The art of creating wireware dates back to seventeenth century Slovakia, where craftsmen referred to as tinkers first used strands of tinned wire to repair broken pottery. Their skills in manipulating wire evolved into an art form, which was then brought to America. Tinkers created many useful household objects such as baskets, candelabra, wire frames for plates, kitchen utensils, and of course trivets and sad iron stands!
Wireware reached its height of popularity in the 1800s and production continued into the early twentieth century, but by 1940 the craft had all but disappeared. Although some simpler designs were massed produced, the majority of antique wireware was hand crafted by individual artisans or in workshops. The Expanded A-Z Guide To Collecting Trivets, p. 46
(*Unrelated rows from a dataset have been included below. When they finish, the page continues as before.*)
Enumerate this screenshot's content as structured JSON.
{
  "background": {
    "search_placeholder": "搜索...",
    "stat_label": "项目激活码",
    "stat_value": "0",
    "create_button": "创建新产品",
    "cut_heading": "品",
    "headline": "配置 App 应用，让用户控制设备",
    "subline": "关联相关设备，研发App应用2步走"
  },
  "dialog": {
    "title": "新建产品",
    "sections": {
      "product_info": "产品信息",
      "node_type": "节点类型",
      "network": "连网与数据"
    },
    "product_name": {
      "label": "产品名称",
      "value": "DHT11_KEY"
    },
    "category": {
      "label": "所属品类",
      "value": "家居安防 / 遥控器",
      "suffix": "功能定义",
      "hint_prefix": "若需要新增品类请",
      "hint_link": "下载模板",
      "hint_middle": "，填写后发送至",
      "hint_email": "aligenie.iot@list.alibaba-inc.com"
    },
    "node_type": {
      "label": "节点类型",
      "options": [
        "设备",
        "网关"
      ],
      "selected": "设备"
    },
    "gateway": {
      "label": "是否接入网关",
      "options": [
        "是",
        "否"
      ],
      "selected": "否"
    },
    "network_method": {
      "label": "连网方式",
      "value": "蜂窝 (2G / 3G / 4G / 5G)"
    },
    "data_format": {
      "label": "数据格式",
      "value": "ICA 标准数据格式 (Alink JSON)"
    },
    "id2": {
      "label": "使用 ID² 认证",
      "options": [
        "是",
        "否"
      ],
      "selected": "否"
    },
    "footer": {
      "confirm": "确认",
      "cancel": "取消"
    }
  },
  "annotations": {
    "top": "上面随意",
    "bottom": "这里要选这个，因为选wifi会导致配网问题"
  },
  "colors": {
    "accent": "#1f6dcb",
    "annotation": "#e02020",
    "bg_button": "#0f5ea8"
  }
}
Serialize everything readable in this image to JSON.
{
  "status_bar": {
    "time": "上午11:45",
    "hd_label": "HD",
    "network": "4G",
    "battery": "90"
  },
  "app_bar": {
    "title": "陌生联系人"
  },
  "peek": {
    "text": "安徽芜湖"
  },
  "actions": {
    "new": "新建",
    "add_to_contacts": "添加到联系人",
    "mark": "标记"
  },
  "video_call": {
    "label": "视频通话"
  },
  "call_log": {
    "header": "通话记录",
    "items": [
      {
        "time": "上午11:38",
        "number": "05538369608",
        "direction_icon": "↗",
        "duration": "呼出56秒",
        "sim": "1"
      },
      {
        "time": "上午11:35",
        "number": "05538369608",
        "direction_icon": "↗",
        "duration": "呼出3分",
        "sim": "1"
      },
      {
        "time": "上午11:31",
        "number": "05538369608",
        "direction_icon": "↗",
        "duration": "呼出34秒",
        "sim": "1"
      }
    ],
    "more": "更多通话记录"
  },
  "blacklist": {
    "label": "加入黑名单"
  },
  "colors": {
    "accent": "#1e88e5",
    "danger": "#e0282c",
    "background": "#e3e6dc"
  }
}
Trivets in this album are from the collection of Lynn Rosack unless otherwise stated.
For more information on Wire and Wireware, see the book "Everyday Things Wire".
Note: The last trivet, American Fence, is circa early 1900 and was mass produced.